In Greenfield, MA in 1933 The Daily Recorder-Gazette re-printed a story from another newspaper in the state, in Worcester, dealing with wild hops.
With the end of National Prohibition, brewing was being revived in many states. Rural communities graced (in the eyes of some) with annual or perennial roots of the wild hop vine, took increasing notice of this resource.
Most newspapers in the 1930s, as before Prohibition, mentioned hops in connection with hop markets: what were they worth, the bounty of the harvest, the different types of hops, and their harvest periods. The hops in New York State, then still a growing area, included English Cluster, Canada Red Vine, Humphrey, and, by 1935 or so, Late Cluster.
Late Cluster was planted from roots imported from California and Washington. The West Coast cultivars were more resistant to disease than English Cluster.
People sometimes wondered if the wild hops could make good beer. One story, from back in the 1890s in Minnesota, suggested the hops were tasteless and of no value. The journalist did aver that only a trial could really tell.
The Worcester Telegram took a different approach. The writer was unusually reflective. He looked at the hop, not in the context of a revived brewing industry, but for its importance to American history and the American spirit.
This type of article was quite rare in the small-town press of the 20th century. It was more common in the 1800s, when most U.S. journalists worked in small towns and cities.
Revival of the ancient interest in brewing is a reminder that wild hops still grow in more or less profusion around many an old homestead of Worcester county. With perennial hardihood, they must have survived down through the years, since a time when the Colonial family was inclined to be entirely sufficient unto itself.
Those wild hops stand for a period when men very largely made their own beer. People made practically everything they used, in those days, buying as little as possible. A farmer—and most of our ancestors were farmers, grew hops and barley for his beer, grapes for his wine and perhaps rye for his whiskey. He raised sheep and sheared them for wool, that his wife might make his clothing. He butchered his own cattle, eating their meat, tanning their hides for shoes for himself and harnesses for his horses. Perhaps he owned a forge and made his own scythe, hammering it out again into a sword if the need arose.
A rather pleasant picture, all this, of the family finding all its provender, even its amusements. But there were crop failures in those days, too. The farmers were not always completely self-sustaining. The hops have come down through centuries to remind us of the independence that used to be so American, but also they remind us of the dangers that went with the simple life of that simple day.
One of the wild hops of America is Neomexicanus. The pioneering craft brewery, Sierra Nevada, has used it in brewing. I tasted the beer which was superb, and not gamy or weird in any way. The hop in question is pictured above, and the beer, below. (Source for both: Sierra Nevada’s website).
The uncredited author of the Worcester Telegram story would have been proud.
Note re images: The two images above are from the website of Sierra Nevada Brewing as linked in the text.
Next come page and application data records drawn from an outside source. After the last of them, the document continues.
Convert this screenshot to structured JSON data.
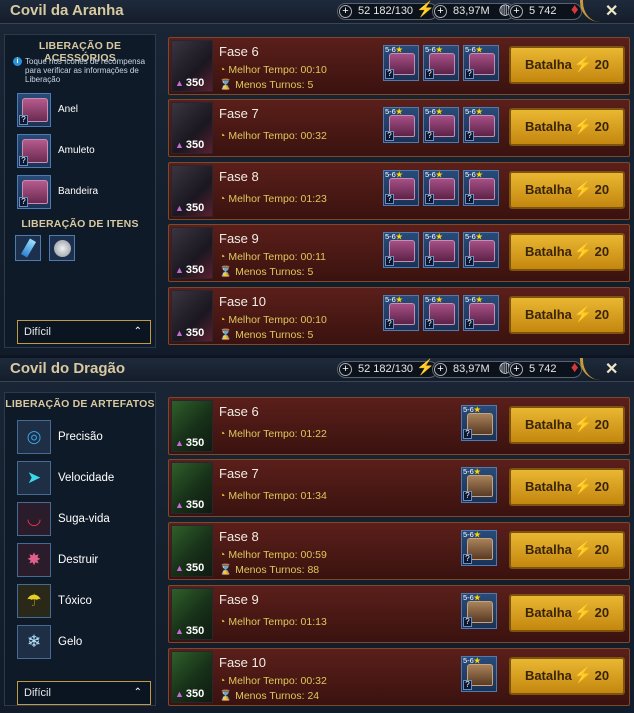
{
  "header": {
    "resources": {
      "energy": "52 182/130",
      "silver": "83,97M",
      "gems": "5 742"
    }
  },
  "spider": {
    "title": "Covil da Aranha",
    "side_heading": "LIBERAÇÃO DE ACESSÓRIOS",
    "hint": "Toque nos ícones de recompensa para verificar as informações de Liberação",
    "accessories": [
      "Anel",
      "Amuleto",
      "Bandeira"
    ],
    "items_heading": "LIBERAÇÃO DE ITENS",
    "difficulty": "Difícil",
    "rows": [
      {
        "stage": "Fase 6",
        "level": "350",
        "best_time": "Melhor Tempo: 00:10",
        "min_turns": "Menos Turnos: 5"
      },
      {
        "stage": "Fase 7",
        "level": "350",
        "best_time": "Melhor Tempo: 00:32",
        "min_turns": ""
      },
      {
        "stage": "Fase 8",
        "level": "350",
        "best_time": "Melhor Tempo: 01:23",
        "min_turns": ""
      },
      {
        "stage": "Fase 9",
        "level": "350",
        "best_time": "Melhor Tempo: 00:11",
        "min_turns": "Menos Turnos: 5"
      },
      {
        "stage": "Fase 10",
        "level": "350",
        "best_time": "Melhor Tempo: 00:10",
        "min_turns": "Menos Turnos: 5"
      }
    ]
  },
  "dragon": {
    "title": "Covil do Dragão",
    "side_heading": "LIBERAÇÃO DE ARTEFATOS",
    "sets": [
      "Precisão",
      "Velocidade",
      "Suga-vida",
      "Destruir",
      "Tóxico",
      "Gelo"
    ],
    "difficulty": "Difícil",
    "rows": [
      {
        "stage": "Fase 6",
        "level": "350",
        "best_time": "Melhor Tempo: 01:22",
        "min_turns": ""
      },
      {
        "stage": "Fase 7",
        "level": "350",
        "best_time": "Melhor Tempo: 01:34",
        "min_turns": ""
      },
      {
        "stage": "Fase 8",
        "level": "350",
        "best_time": "Melhor Tempo: 00:59",
        "min_turns": "Menos Turnos: 88"
      },
      {
        "stage": "Fase 9",
        "level": "350",
        "best_time": "Melhor Tempo: 01:13",
        "min_turns": ""
      },
      {
        "stage": "Fase 10",
        "level": "350",
        "best_time": "Melhor Tempo: 00:32",
        "min_turns": "Menos Turnos: 24"
      }
    ]
  },
  "reward": {
    "stars": "5-6",
    "unknown": "?"
  },
  "battle": {
    "label": "Batalha",
    "cost": "20"
  }
}
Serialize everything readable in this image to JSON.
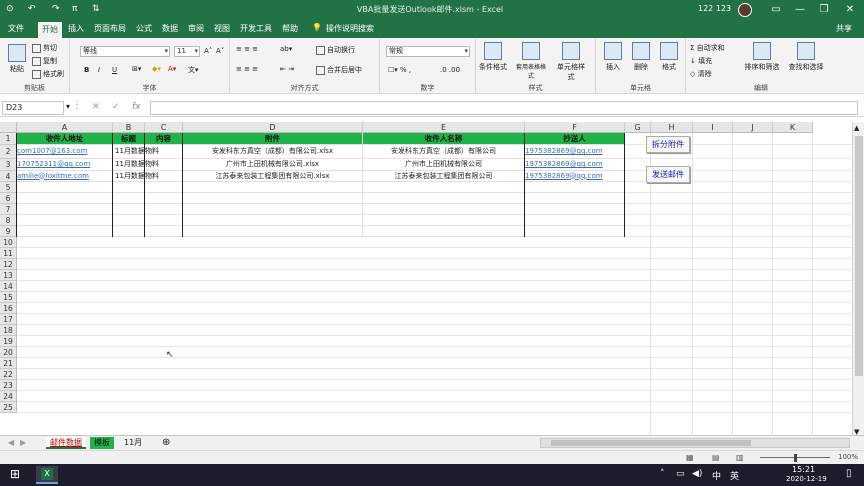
{
  "titlebar": {
    "undo": "↶",
    "redo": "↷",
    "save": "⊙",
    "pi": "π",
    "sort": "⇅",
    "title": "VBA批量发送Outlook邮件.xlsm - Excel",
    "user": "122 123",
    "min": "—",
    "restore": "❐",
    "close": "✕"
  },
  "tabs": {
    "items": [
      "文件",
      "开始",
      "插入",
      "页面布局",
      "公式",
      "数据",
      "审阅",
      "视图",
      "开发工具",
      "帮助",
      "操作说明搜索"
    ],
    "share": "共享"
  },
  "ribbon": {
    "clipboard": {
      "cut": "剪切",
      "copy": "复制",
      "painter": "格式刷",
      "paste": "粘贴",
      "label": "剪贴板"
    },
    "font": {
      "name": "等线",
      "size": "11",
      "grow": "A˄",
      "shrink": "A˅",
      "bold": "B",
      "italic": "I",
      "underline": "U",
      "label": "字体"
    },
    "align": {
      "wrap": "自动换行",
      "merge": "合并后居中",
      "label": "对齐方式"
    },
    "number": {
      "format": "常规",
      "label": "数字"
    },
    "styles": {
      "cond": "条件格式",
      "table": "套用表格格式",
      "cell": "单元格样式",
      "label": "样式"
    },
    "cells": {
      "insert": "插入",
      "delete": "删除",
      "format": "格式",
      "label": "单元格"
    },
    "editing": {
      "autosum": "自动求和",
      "fill": "填充",
      "clear": "清除",
      "sort": "排序和筛选",
      "find": "查找和选择",
      "label": "编辑"
    }
  },
  "formula_bar": {
    "name_box": "D23",
    "cancel": "✕",
    "enter": "✓",
    "fx": "fx",
    "value": ""
  },
  "sheet": {
    "columns": [
      "A",
      "B",
      "C",
      "D",
      "E",
      "F",
      "G",
      "H",
      "I",
      "J",
      "K"
    ],
    "rows": [
      "1",
      "2",
      "3",
      "4",
      "5",
      "6",
      "7",
      "8",
      "9",
      "10",
      "11",
      "12",
      "13",
      "14",
      "15",
      "16",
      "17",
      "18",
      "19",
      "20",
      "21",
      "22",
      "23",
      "24",
      "25"
    ],
    "headers": [
      "收件人地址",
      "标题",
      "内容",
      "附件",
      "收件人名称",
      "抄送人"
    ],
    "data": [
      [
        "com1007@163.com",
        "11月数据",
        "物料",
        "安发科东方真空（成都）有限公司.xlsx",
        "安发科东方真空（成都）有限公司",
        "1975382869@qq.com"
      ],
      [
        "170752311@qq.com",
        "11月数据",
        "物料",
        "广州市上田机械有限公司.xlsx",
        "广州市上田机械有限公司",
        "1975382869@qq.com"
      ],
      [
        "amilie@foxitme.com",
        "11月数据",
        "物料",
        "江苏泰来包装工程集团有限公司.xlsx",
        "江苏泰来包装工程集团有限公司",
        "1975382869@qq.com"
      ]
    ],
    "buttons": {
      "split": "拆分附件",
      "send": "发送邮件"
    }
  },
  "sheet_tabs": {
    "prev": "◀",
    "next": "▶",
    "tabs": [
      "邮件数据",
      "模板",
      "11月"
    ],
    "add": "⊕"
  },
  "statusbar": {
    "zoom": "100%"
  },
  "taskbar": {
    "start": "⊞",
    "search": "○",
    "taskview": "⧉",
    "excel": "X",
    "time": "15:21",
    "date": "2020-12-19"
  },
  "colors": {
    "excel_green": "#217346",
    "header_green": "#1fb34a",
    "link": "#3a6fb5"
  }
}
The quotation is from the Fulton History newspaper archive, also as linked in the text. All intellectual property therein belongs solely to the lawful owners, as applicable. Material is used for educational and historical purposes. All feedback welcomed.